There are some intriguing transportation-relevant solutions for improved grid resilience now starting to be obtainable, much too. These are linked to rising technologies for the electrification of transportation. The U.S. Department of Transportation, for example, unveiled a fuel-mobile-run-electric powered transit bus very last year that could deliver crisis power to a drug store, a supermarket, or some other vital institution. It was price tag efficient for durations up to two months as opposed with leasing a generator. Ford built news on eighteen February when it requested its sellers to financial loan out shares of its new F-a hundred and fifty hybrid truck, variations of which are geared up with turbines able of placing out 7.2 kilowatts. In October 2019, the US Departments of Strength and Defense offered up to $one million to acquire a armed service vehicle with a comparable function.
A very important simple fact built extremely obvious by the Texas circumstance is that population facilities progressively depend on interacting devices. In Texas, the temperature disrupted both equally transportation and electrical power. These disruptions in change impacted the water offer, telecommunications, crisis response, the food items offer, the availability of gasoline, and healthcare—including COVID-19 vaccinations. For yrs, to support in scheduling and celebration administration, teachers, firms, towns and states have been developing designs to predict the interconnected results of disasters in specific spots. A short while ago, the Department of Strength, through its laboratories, has resolved this difficulty. Better designs could enable officials protect against key fiascoes in some scenarios, or, when which is not achievable, react far better all through crises by providing managers the instruments necessary for true-time administration of complicated, interdependent devices.
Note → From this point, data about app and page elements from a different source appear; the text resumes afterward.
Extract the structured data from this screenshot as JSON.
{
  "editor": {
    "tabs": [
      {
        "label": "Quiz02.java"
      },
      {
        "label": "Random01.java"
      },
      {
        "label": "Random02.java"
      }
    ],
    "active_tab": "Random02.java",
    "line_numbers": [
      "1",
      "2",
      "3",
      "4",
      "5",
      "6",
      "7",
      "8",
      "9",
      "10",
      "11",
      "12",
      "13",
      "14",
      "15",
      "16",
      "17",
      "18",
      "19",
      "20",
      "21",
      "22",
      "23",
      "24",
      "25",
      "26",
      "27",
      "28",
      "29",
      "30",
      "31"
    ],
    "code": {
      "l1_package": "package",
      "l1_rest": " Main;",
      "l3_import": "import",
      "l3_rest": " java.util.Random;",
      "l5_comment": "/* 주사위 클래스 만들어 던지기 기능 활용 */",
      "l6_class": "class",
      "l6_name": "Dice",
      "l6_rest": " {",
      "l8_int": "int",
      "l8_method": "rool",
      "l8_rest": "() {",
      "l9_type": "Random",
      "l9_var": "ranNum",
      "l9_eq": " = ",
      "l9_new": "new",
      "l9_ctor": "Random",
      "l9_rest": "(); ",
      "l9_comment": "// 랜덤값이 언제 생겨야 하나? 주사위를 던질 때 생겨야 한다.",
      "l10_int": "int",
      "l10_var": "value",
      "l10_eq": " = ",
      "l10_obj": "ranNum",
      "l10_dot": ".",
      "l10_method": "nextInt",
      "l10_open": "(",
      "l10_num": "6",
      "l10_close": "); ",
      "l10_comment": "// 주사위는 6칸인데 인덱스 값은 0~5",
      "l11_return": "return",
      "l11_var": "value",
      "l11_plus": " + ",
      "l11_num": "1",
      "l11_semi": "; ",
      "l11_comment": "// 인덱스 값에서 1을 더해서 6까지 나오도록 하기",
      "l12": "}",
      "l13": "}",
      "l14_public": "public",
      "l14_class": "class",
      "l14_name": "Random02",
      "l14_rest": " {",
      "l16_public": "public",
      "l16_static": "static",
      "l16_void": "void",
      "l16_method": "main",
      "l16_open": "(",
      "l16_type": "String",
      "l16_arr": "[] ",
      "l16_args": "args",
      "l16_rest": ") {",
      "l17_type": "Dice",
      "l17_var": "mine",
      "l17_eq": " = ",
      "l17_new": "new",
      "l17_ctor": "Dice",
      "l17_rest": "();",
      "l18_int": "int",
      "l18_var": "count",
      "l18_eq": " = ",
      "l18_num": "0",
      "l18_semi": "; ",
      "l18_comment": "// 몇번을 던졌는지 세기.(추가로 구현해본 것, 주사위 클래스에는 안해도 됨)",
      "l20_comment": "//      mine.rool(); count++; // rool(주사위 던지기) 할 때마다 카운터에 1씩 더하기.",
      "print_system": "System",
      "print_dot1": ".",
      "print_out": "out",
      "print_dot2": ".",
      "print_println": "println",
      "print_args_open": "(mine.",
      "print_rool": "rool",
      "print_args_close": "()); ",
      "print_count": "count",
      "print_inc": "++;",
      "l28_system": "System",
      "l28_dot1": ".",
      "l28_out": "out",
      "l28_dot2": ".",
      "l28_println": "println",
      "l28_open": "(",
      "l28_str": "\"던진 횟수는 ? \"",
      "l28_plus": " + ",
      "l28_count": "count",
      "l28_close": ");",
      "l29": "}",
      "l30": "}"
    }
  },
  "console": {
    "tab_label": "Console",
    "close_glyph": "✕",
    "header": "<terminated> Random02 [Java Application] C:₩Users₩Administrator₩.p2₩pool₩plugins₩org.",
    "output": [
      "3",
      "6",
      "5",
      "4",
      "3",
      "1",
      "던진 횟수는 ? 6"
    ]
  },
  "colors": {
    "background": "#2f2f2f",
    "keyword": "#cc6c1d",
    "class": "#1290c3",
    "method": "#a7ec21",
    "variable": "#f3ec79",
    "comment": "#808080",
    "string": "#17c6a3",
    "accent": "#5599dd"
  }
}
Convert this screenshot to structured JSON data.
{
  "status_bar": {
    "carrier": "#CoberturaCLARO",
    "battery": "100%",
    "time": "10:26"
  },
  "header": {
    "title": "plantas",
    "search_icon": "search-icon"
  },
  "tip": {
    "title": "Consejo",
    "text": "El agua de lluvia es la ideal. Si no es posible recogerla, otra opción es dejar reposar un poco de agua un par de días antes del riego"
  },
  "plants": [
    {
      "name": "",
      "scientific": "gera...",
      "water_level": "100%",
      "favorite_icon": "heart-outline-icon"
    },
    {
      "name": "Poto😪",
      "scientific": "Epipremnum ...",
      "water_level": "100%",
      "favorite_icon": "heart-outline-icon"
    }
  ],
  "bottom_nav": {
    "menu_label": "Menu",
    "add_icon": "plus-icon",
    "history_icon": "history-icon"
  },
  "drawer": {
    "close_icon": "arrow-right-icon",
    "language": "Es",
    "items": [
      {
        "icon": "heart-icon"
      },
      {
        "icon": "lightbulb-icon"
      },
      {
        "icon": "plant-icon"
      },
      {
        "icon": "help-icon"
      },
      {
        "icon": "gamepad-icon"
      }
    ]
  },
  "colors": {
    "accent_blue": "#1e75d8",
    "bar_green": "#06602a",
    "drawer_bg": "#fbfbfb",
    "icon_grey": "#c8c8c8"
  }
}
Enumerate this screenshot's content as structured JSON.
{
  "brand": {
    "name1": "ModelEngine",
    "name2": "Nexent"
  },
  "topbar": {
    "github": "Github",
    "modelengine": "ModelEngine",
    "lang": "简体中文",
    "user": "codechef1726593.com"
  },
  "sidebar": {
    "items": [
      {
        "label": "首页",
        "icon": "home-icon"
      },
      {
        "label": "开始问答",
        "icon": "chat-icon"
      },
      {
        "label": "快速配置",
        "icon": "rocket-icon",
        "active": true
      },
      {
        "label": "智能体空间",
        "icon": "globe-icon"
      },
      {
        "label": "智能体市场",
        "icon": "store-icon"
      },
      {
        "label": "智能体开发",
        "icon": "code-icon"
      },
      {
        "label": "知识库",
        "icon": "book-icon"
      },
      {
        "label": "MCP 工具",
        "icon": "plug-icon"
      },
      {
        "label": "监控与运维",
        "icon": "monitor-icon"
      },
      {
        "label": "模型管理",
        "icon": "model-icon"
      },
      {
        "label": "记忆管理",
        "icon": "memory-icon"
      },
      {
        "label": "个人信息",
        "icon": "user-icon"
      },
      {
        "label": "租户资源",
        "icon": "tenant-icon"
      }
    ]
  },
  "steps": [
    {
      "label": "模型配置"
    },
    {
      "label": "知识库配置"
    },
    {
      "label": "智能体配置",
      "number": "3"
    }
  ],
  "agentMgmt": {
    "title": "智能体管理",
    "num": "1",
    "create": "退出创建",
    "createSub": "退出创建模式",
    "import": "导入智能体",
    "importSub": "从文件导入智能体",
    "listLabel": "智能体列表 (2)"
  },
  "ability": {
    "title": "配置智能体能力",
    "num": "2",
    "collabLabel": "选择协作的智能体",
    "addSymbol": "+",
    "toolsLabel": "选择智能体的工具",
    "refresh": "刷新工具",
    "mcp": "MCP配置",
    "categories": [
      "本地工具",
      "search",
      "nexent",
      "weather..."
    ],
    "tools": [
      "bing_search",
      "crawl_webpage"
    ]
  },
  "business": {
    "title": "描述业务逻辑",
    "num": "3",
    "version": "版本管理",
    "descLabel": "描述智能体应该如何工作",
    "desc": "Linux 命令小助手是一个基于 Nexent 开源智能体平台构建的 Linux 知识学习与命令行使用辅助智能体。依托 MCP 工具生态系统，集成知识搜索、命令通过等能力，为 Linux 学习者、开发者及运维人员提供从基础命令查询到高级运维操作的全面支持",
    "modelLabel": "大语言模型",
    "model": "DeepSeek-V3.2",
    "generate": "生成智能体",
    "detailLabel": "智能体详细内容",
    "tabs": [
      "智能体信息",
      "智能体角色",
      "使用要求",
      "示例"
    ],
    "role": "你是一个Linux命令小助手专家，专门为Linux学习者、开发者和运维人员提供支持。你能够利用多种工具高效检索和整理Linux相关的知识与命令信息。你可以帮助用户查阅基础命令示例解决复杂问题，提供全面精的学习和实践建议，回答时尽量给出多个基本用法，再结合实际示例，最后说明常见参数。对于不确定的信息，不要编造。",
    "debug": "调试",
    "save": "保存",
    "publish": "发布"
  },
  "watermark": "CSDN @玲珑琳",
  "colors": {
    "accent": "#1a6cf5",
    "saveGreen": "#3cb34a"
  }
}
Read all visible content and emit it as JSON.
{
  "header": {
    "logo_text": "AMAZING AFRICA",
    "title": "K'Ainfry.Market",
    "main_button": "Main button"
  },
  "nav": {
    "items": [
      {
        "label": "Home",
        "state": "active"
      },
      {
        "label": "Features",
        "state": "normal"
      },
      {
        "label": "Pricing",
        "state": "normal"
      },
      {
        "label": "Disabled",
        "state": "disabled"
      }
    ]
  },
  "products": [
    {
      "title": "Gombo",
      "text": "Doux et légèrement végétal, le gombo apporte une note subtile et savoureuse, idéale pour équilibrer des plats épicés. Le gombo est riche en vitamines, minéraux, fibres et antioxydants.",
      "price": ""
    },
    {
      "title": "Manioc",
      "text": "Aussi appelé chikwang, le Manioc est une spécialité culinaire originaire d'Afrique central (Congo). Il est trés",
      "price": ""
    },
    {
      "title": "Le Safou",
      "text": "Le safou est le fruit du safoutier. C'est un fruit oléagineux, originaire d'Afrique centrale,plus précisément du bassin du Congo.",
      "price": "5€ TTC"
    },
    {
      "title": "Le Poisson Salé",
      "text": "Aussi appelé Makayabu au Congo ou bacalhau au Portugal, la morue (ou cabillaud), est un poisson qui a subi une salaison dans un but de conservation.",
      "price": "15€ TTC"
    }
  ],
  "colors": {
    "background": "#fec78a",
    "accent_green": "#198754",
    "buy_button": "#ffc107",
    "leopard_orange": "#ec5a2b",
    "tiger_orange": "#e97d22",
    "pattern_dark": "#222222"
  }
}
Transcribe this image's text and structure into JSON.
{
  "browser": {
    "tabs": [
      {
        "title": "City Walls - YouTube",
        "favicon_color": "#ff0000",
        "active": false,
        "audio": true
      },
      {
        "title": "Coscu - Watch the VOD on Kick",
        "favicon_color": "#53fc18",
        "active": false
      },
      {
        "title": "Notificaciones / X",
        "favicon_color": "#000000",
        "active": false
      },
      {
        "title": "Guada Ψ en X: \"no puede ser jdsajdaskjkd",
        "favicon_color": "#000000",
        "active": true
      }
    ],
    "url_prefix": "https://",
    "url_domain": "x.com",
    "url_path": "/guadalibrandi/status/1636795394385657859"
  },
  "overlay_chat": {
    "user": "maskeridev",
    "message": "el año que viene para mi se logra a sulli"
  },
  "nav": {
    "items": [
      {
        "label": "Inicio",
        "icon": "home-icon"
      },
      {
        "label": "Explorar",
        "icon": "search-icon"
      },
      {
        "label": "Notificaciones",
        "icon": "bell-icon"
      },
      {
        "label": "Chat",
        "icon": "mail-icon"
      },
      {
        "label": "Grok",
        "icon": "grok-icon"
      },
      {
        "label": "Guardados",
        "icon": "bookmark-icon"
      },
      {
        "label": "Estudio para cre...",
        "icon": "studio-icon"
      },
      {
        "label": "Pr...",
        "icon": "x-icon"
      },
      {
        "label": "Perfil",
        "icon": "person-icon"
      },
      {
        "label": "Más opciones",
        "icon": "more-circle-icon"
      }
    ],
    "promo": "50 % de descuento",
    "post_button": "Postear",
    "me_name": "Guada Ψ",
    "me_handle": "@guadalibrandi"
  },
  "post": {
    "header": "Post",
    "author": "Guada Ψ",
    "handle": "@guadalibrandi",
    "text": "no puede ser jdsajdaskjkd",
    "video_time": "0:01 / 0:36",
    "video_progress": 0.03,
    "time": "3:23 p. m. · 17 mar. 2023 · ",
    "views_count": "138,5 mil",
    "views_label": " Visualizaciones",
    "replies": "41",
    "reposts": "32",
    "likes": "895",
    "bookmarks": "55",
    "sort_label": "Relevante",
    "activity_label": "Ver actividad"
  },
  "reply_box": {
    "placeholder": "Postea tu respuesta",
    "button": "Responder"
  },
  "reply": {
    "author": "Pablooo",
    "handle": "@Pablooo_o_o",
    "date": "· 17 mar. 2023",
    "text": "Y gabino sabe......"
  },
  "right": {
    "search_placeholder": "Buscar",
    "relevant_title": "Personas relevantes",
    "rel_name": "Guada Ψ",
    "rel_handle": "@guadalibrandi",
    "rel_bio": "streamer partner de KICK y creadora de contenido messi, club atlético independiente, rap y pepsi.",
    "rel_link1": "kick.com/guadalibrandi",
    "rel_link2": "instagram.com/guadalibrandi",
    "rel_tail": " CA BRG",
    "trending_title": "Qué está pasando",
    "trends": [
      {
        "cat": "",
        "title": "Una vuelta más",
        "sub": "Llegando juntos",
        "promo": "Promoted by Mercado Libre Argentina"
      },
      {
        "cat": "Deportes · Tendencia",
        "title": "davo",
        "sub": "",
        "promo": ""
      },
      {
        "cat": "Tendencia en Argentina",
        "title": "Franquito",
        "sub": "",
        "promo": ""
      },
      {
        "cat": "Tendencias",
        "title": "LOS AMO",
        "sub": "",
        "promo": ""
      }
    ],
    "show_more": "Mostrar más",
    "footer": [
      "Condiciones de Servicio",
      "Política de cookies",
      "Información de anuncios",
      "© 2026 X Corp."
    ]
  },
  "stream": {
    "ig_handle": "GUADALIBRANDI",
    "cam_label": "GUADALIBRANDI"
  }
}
Now, in Texas, presented the higher amounts of publicity, political involvement, and shopper anger, it is a fairly protected wager that the needle will extremely quickly be moved toward increased price tag and additional trustworthiness. In simple fact, Texas’s Governor, Greg Abbott, has proposed necessitating the implementation of established winterizing technology.
There will be exhaustive, in depth, immediately after-action assessment at the time earlier the quick disaster that will possibly uncover vital new particulars. For now, however, it looks fairly apparent that what transpired in Texas was very likely preventable with easily accessible and longstanding engineering procedures. But a collective, and very likely implicit, judgment was built that the danger to be mitigated was so smaller that mitigation would not be worthy of the price tag. And mother nature “messed” with that judgment.
Robert Hebner is Director of the Center for Electromechanics at the College of Texas at Austin. A Fellow of the IEEE, Hebner has served on the IEEE Board of Directors and is also a previous member of the IEEE Spectrum editorial board.